Well, I’m not that fully covered yet, I’m still just a pale white guy in a lot of places, I’ve got some cool tattoos and I’ve got some terrible ones. I think a lot of people get bogged down in what each tattoo means and what stories are behind one specific piece, yeah sure I have tattoos that mean something – I’ve got a lot of straight edge tattoos, I will only get those done by other straight edge kids, like Simon Erl or xManekox and a lot of stuff from songs, but in reality the meaning behind my tattoos is that I always felt at odds with the world and I wanted to make sure people knew that I wasn’t like them.
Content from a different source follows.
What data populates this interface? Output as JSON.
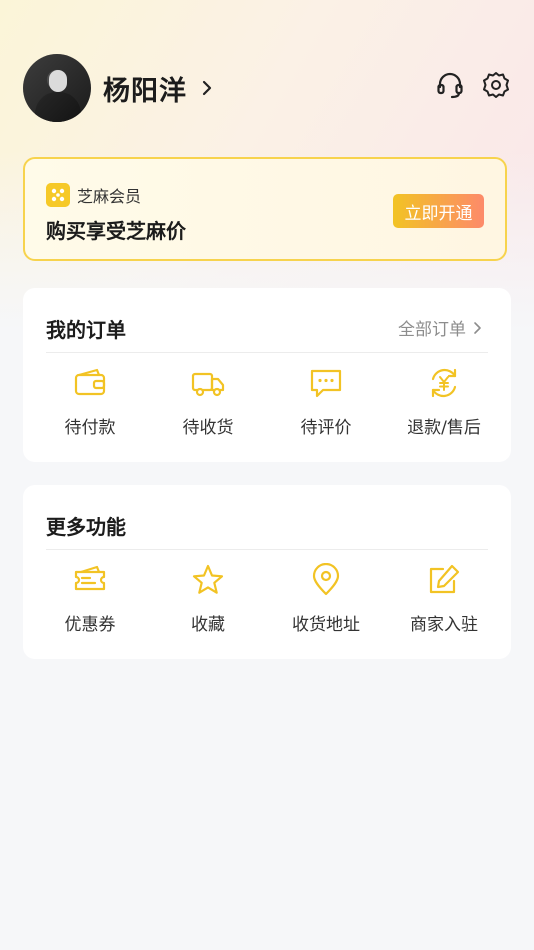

I never felt right in my own skin and I just wanted to cover it up and say “fuck you I don’t want your approval and I don’t want to be part of your world I want to be outside of this”. This has kind of lost its power nowadays because I think in the last few years tattoo’s have become quite mainstream – you can still tell who is a normal person with tattoos and who is actually someone a bit different though which I like, it’s kind of like a special code between the 1%ers haha.

Most of my stuff is by friends, Simon Erl, Joe Chatt, Maneko; Kieran Palmer etc because I think it’s cool to get tattooed by the people I love. The full sleeve I have is by a guy called Xam. As for future stuff I will just keep going until I’m covered, I’m not one of those people who turned 18 and got completely sealed so I’ve got lots of space to cover.

16- Last words:

Very Briefly- Thank you Baptiste  for putting this together and being interested in our band. If you are reading this and are not vegan, please look into the impact that your choices are having on the lives of other and finally support you worldwide hardcore community.


Leave a comment

Filed under Hardcore, Straight Edge

Leave a Reply

Fill in your details below or click an icon to log in: Logo

You are commenting using your account. Log Out /  Change )

Google photo

You are commenting using your Google account. Log Out /  Change )

Twitter picture

You are commenting using your Twitter account. Log Out /  Change )

Facebook photo

You are commenting using your Facebook account. Log Out /  Change )

Connecting to %s